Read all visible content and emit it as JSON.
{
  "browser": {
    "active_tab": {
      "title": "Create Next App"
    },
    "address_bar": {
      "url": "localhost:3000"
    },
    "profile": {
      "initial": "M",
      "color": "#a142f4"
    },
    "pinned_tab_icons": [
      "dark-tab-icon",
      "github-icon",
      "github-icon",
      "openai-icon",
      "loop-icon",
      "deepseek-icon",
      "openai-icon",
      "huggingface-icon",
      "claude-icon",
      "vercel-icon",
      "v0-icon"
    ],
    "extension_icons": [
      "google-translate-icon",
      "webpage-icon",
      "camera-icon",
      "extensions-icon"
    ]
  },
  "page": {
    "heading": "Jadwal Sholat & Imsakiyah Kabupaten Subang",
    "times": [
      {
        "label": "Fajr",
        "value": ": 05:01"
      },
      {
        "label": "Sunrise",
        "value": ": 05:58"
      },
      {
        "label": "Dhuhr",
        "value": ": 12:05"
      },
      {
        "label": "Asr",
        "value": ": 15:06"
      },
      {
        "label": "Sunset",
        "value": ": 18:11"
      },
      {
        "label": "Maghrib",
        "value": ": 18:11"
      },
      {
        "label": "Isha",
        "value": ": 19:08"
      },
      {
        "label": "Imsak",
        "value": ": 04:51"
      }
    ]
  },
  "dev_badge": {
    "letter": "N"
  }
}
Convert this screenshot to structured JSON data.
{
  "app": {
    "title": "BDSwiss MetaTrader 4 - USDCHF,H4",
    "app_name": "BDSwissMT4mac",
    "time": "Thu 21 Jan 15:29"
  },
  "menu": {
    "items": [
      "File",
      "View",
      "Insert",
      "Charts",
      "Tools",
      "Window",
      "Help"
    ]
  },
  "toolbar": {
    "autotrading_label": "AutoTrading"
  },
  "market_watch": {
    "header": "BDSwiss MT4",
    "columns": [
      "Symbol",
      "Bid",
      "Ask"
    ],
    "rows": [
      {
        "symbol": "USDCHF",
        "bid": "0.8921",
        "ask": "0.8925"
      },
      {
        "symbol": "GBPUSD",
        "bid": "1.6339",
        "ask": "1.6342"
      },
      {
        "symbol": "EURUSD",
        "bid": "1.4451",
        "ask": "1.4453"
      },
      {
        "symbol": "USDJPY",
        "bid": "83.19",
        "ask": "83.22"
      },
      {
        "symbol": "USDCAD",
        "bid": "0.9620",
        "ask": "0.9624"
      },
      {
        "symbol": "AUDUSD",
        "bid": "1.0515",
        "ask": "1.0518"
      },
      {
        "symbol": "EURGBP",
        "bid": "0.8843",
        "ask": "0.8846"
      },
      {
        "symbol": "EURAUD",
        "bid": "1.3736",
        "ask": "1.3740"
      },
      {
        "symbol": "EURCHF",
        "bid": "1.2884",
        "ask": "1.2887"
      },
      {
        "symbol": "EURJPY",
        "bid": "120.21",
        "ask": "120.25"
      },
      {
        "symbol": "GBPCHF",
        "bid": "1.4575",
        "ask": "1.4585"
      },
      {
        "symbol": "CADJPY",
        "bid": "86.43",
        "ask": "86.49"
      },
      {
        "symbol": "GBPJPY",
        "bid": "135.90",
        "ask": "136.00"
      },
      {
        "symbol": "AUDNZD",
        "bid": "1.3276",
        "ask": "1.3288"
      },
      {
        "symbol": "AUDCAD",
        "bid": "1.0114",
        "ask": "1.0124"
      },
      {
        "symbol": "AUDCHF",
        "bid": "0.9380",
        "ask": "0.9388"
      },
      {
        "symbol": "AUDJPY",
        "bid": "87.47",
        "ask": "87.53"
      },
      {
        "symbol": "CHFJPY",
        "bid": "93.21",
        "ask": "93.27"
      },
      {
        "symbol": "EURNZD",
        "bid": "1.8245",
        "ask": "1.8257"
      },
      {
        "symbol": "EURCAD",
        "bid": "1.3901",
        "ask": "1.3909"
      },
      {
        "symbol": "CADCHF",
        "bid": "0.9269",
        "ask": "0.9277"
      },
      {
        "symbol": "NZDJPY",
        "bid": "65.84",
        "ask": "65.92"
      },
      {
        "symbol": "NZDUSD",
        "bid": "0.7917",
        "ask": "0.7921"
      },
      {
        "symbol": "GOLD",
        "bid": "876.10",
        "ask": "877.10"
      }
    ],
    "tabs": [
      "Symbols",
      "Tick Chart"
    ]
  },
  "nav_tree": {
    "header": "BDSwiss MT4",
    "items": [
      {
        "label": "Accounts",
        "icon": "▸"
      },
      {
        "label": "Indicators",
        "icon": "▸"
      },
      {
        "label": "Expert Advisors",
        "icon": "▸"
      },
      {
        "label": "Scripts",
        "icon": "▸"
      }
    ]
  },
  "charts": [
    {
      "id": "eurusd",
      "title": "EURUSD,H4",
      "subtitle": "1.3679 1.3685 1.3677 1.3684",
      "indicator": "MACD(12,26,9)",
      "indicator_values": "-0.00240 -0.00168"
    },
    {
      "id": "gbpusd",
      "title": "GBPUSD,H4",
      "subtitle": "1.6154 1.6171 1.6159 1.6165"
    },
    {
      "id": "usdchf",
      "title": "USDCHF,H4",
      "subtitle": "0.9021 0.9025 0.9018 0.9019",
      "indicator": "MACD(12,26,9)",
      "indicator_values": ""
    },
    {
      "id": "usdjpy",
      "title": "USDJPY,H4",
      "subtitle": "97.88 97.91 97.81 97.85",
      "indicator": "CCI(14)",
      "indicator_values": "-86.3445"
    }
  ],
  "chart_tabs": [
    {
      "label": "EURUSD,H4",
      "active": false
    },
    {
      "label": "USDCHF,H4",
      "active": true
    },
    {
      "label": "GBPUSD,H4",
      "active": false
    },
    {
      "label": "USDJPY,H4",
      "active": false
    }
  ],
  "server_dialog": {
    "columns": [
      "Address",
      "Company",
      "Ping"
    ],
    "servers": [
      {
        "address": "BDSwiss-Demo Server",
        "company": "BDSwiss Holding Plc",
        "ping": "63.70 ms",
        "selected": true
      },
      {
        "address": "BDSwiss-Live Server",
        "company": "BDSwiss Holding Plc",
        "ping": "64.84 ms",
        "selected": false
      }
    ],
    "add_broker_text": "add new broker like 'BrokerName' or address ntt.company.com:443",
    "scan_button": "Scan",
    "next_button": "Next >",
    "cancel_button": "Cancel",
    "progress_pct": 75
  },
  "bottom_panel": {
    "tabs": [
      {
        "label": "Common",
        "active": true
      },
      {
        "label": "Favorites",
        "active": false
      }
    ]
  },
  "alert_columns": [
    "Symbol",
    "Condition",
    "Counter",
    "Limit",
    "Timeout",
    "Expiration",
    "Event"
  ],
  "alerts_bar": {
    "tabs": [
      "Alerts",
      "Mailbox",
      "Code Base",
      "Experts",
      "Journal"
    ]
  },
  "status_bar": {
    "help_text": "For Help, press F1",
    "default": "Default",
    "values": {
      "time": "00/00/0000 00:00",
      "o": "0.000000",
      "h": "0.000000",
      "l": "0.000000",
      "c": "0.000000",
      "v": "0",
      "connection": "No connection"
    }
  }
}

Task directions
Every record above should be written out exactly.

Task answer
Read all visible content and emit it as JSON.
{
  "browser": {
    "active_tab": {
      "title": "Create Next App"
    },
    "address_bar": {
      "url": "localhost:3000"
    },
    "profile": {
      "initial": "M",
      "color": "#a142f4"
    },
    "pinned_tab_icons": [
      "dark-tab-icon",
      "github-icon",
      "github-icon",
      "openai-icon",
      "loop-icon",
      "deepseek-icon",
      "openai-icon",
      "huggingface-icon",
      "claude-icon",
      "vercel-icon",
      "v0-icon"
    ],
    "extension_icons": [
      "google-translate-icon",
      "webpage-icon",
      "camera-icon",
      "extensions-icon"
    ]
  },
  "page": {
    "heading": "Jadwal Sholat & Imsakiyah Kabupaten Subang",
    "times": [
      {
        "label": "Fajr",
        "value": ": 05:01"
      },
      {
        "label": "Sunrise",
        "value": ": 05:58"
      },
      {
        "label": "Dhuhr",
        "value": ": 12:05"
      },
      {
        "label": "Asr",
        "value": ": 15:06"
      },
      {
        "label": "Sunset",
        "value": ": 18:11"
      },
      {
        "label": "Maghrib",
        "value": ": 18:11"
      },
      {
        "label": "Isha",
        "value": ": 19:08"
      },
      {
        "label": "Imsak",
        "value": ": 04:51"
      }
    ]
  },
  "dev_badge": {
    "letter": "N"
  }
}
Convert this screenshot to structured JSON data.
{
  "app": {
    "title": "BDSwiss MetaTrader 4 - USDCHF,H4",
    "app_name": "BDSwissMT4mac",
    "time": "Thu 21 Jan 15:29"
  },
  "menu": {
    "items": [
      "File",
      "View",
      "Insert",
      "Charts",
      "Tools",
      "Window",
      "Help"
    ]
  },
  "toolbar": {
    "autotrading_label": "AutoTrading"
  },
  "market_watch": {
    "header": "BDSwiss MT4",
    "columns": [
      "Symbol",
      "Bid",
      "Ask"
    ],
    "rows": [
      {
        "symbol": "USDCHF",
        "bid": "0.8921",
        "ask": "0.8925"
      },
      {
        "symbol": "GBPUSD",
        "bid": "1.6339",
        "ask": "1.6342"
      },
      {
        "symbol": "EURUSD",
        "bid": "1.4451",
        "ask": "1.4453"
      },
      {
        "symbol": "USDJPY",
        "bid": "83.19",
        "ask": "83.22"
      },
      {
        "symbol": "USDCAD",
        "bid": "0.9620",
        "ask": "0.9624"
      },
      {
        "symbol": "AUDUSD",
        "bid": "1.0515",
        "ask": "1.0518"
      },
      {
        "symbol": "EURGBP",
        "bid": "0.8843",
        "ask": "0.8846"
      },
      {
        "symbol": "EURAUD",
        "bid": "1.3736",
        "ask": "1.3740"
      },
      {
        "symbol": "EURCHF",
        "bid": "1.2884",
        "ask": "1.2887"
      },
      {
        "symbol": "EURJPY",
        "bid": "120.21",
        "ask": "120.25"
      },
      {
        "symbol": "GBPCHF",
        "bid": "1.4575",
        "ask": "1.4585"
      },
      {
        "symbol": "CADJPY",
        "bid": "86.43",
        "ask": "86.49"
      },
      {
        "symbol": "GBPJPY",
        "bid": "135.90",
        "ask": "136.00"
      },
      {
        "symbol": "AUDNZD",
        "bid": "1.3276",
        "ask": "1.3288"
      },
      {
        "symbol": "AUDCAD",
        "bid": "1.0114",
        "ask": "1.0124"
      },
      {
        "symbol": "AUDCHF",
        "bid": "0.9380",
        "ask": "0.9388"
      },
      {
        "symbol": "AUDJPY",
        "bid": "87.47",
        "ask": "87.53"
      },
      {
        "symbol": "CHFJPY",
        "bid": "93.21",
        "ask": "93.27"
      },
      {
        "symbol": "EURNZD",
        "bid": "1.8245",
        "ask": "1.8257"
      },
      {
        "symbol": "EURCAD",
        "bid": "1.3901",
        "ask": "1.3909"
      },
      {
        "symbol": "CADCHF",
        "bid": "0.9269",
        "ask": "0.9277"
      },
      {
        "symbol": "NZDJPY",
        "bid": "65.84",
        "ask": "65.92"
      },
      {
        "symbol": "NZDUSD",
        "bid": "0.7917",
        "ask": "0.7921"
      },
      {
        "symbol": "GOLD",
        "bid": "876.10",
        "ask": "877.10"
      }
    ],
    "tabs": [
      "Symbols",
      "Tick Chart"
    ]
  },
  "nav_tree": {
    "header": "BDSwiss MT4",
    "items": [
      {
        "label": "Accounts",
        "icon": "▸"
      },
      {
        "label": "Indicators",
        "icon": "▸"
      },
      {
        "label": "Expert Advisors",
        "icon": "▸"
      },
      {
        "label": "Scripts",
        "icon": "▸"
      }
    ]
  },
  "charts": [
    {
      "id": "eurusd",
      "title": "EURUSD,H4",
      "subtitle": "1.3679 1.3685 1.3677 1.3684",
      "indicator": "MACD(12,26,9)",
      "indicator_values": "-0.00240 -0.00168"
    },
    {
      "id": "gbpusd",
      "title": "GBPUSD,H4",
      "subtitle": "1.6154 1.6171 1.6159 1.6165"
    },
    {
      "id": "usdchf",
      "title": "USDCHF,H4",
      "subtitle": "0.9021 0.9025 0.9018 0.9019",
      "indicator": "MACD(12,26,9)",
      "indicator_values": ""
    },
    {
      "id": "usdjpy",
      "title": "USDJPY,H4",
      "subtitle": "97.88 97.91 97.81 97.85",
      "indicator": "CCI(14)",
      "indicator_values": "-86.3445"
    }
  ],
  "chart_tabs": [
    {
      "label": "EURUSD,H4",
      "active": false
    },
    {
      "label": "USDCHF,H4",
      "active": true
    },
    {
      "label": "GBPUSD,H4",
      "active": false
    },
    {
      "label": "USDJPY,H4",
      "active": false
    }
  ],
  "server_dialog": {
    "columns": [
      "Address",
      "Company",
      "Ping"
    ],
    "servers": [
      {
        "address": "BDSwiss-Demo Server",
        "company": "BDSwiss Holding Plc",
        "ping": "63.70 ms",
        "selected": true
      },
      {
        "address": "BDSwiss-Live Server",
        "company": "BDSwiss Holding Plc",
        "ping": "64.84 ms",
        "selected": false
      }
    ],
    "add_broker_text": "add new broker like 'BrokerName' or address ntt.company.com:443",
    "scan_button": "Scan",
    "next_button": "Next >",
    "cancel_button": "Cancel",
    "progress_pct": 75
  },
  "bottom_panel": {
    "tabs": [
      {
        "label": "Common",
        "active": true
      },
      {
        "label": "Favorites",
        "active": false
      }
    ]
  },
  "alert_columns": [
    "Symbol",
    "Condition",
    "Counter",
    "Limit",
    "Timeout",
    "Expiration",
    "Event"
  ],
  "alerts_bar": {
    "tabs": [
      "Alerts",
      "Mailbox",
      "Code Base",
      "Experts",
      "Journal"
    ]
  },
  "status_bar": {
    "help_text": "For Help, press F1",
    "default": "Default",
    "values": {
      "time": "00/00/0000 00:00",
      "o": "0.000000",
      "h": "0.000000",
      "l": "0.000000",
      "c": "0.000000",
      "v": "0",
      "connection": "No connection"
    }
  }
}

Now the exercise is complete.